# [WORK TO COMPLETE]
Search the entries below. Return every line that has "hint" in it.

# [ENTRIES SUPPLIED]
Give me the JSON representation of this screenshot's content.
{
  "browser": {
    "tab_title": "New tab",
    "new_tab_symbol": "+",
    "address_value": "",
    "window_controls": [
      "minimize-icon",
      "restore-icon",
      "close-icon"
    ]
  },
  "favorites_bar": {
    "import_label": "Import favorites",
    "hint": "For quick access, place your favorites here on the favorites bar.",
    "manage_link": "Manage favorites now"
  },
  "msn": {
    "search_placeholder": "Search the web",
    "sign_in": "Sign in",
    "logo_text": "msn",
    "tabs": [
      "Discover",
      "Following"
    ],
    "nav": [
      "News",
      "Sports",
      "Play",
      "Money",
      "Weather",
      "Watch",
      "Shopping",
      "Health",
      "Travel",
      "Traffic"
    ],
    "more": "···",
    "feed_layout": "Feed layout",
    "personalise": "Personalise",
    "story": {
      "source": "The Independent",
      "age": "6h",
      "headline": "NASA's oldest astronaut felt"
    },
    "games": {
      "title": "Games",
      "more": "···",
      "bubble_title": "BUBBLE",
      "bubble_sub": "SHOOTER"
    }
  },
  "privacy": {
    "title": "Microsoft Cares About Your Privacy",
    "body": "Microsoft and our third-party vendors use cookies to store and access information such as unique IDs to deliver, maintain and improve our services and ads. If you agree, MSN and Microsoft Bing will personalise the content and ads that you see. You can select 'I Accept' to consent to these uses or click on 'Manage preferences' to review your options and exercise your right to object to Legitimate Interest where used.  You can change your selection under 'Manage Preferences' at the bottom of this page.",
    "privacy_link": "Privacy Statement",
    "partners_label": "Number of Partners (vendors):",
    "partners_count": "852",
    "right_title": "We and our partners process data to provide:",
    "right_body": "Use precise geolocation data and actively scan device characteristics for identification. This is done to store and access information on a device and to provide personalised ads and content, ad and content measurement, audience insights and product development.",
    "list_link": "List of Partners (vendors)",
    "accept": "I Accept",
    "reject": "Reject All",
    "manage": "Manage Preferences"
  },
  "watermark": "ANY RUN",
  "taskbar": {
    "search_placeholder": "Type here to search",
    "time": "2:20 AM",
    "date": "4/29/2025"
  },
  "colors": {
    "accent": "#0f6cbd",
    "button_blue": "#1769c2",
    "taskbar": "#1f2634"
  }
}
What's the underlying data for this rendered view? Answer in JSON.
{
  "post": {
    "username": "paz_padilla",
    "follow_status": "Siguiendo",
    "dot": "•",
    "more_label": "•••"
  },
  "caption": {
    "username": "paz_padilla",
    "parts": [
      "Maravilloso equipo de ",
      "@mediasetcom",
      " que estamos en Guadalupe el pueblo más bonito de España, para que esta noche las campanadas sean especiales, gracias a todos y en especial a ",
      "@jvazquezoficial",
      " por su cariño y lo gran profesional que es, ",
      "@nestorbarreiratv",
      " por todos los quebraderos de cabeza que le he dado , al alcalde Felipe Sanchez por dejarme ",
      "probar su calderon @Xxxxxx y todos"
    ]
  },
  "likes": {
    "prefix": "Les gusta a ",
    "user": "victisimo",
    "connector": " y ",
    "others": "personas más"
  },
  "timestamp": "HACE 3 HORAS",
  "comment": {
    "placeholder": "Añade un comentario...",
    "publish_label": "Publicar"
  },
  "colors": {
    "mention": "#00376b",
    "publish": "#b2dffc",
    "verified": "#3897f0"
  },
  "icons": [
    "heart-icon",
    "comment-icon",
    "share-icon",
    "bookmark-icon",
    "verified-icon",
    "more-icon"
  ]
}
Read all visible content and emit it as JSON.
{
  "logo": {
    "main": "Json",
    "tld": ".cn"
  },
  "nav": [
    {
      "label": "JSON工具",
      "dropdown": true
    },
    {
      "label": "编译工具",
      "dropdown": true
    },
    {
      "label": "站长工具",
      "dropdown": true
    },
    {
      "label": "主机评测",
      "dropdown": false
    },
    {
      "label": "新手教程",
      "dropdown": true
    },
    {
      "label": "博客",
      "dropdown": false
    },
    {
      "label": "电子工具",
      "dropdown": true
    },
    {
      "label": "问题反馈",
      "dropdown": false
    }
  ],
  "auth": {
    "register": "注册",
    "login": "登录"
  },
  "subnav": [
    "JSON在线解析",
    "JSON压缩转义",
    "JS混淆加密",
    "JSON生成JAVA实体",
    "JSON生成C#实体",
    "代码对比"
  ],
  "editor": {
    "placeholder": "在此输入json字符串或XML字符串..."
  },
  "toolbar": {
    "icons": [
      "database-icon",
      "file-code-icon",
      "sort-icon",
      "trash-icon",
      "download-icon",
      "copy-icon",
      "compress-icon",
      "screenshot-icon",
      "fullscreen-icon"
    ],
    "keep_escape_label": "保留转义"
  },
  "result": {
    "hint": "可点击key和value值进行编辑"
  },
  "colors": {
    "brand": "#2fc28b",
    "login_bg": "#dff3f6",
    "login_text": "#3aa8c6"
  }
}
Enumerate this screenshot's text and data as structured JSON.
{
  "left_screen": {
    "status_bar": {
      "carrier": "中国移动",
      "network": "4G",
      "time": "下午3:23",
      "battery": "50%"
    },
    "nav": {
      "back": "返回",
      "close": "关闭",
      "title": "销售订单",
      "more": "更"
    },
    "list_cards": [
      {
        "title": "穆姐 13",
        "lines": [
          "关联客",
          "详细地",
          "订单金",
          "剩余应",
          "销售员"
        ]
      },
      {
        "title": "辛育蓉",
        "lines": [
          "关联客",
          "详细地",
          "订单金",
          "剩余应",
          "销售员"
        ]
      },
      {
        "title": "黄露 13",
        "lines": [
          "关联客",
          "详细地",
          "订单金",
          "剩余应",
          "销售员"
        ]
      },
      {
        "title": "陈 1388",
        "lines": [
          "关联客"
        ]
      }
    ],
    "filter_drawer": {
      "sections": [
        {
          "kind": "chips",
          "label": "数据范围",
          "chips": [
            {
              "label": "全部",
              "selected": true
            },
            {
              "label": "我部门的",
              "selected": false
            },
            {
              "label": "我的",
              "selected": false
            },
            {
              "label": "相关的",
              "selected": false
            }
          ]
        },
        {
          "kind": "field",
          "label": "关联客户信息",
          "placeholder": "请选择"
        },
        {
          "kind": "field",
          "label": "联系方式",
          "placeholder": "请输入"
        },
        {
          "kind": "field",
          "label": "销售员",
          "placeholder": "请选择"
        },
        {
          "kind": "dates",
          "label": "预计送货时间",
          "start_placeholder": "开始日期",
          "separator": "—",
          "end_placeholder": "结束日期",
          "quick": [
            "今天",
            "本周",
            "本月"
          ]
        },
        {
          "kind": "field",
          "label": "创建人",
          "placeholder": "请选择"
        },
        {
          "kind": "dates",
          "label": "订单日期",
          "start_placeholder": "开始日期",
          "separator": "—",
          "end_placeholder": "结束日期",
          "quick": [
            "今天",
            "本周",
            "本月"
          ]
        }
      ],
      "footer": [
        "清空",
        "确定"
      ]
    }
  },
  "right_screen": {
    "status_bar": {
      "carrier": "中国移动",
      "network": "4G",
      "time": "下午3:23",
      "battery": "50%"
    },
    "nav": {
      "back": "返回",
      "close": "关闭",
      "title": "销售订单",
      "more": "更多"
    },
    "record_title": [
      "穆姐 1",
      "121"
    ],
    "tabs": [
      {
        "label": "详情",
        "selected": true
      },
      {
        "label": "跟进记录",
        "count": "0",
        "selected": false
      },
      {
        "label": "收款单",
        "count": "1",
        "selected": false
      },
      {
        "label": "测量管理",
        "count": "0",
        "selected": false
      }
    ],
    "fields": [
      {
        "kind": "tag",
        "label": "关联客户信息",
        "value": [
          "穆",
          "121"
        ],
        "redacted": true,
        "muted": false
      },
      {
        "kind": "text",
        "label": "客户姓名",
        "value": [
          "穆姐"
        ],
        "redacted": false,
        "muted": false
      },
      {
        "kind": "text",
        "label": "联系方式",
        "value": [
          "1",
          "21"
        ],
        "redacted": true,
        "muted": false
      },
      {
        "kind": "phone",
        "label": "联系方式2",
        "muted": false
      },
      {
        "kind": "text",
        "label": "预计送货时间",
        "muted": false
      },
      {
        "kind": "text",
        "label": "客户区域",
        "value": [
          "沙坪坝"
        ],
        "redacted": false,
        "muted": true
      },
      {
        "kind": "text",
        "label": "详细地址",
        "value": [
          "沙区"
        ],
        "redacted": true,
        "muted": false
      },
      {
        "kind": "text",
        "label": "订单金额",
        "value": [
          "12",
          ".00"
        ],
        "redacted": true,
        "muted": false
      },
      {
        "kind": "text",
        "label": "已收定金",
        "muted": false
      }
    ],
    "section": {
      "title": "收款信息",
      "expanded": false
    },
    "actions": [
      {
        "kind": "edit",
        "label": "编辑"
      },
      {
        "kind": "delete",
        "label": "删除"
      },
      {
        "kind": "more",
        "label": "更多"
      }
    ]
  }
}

# [OUTPUT FOR THIS TASK]
    "hint": "For quick access, place your favorites here on the favorites bar.",
    "hint": "可点击key和value值进行编辑"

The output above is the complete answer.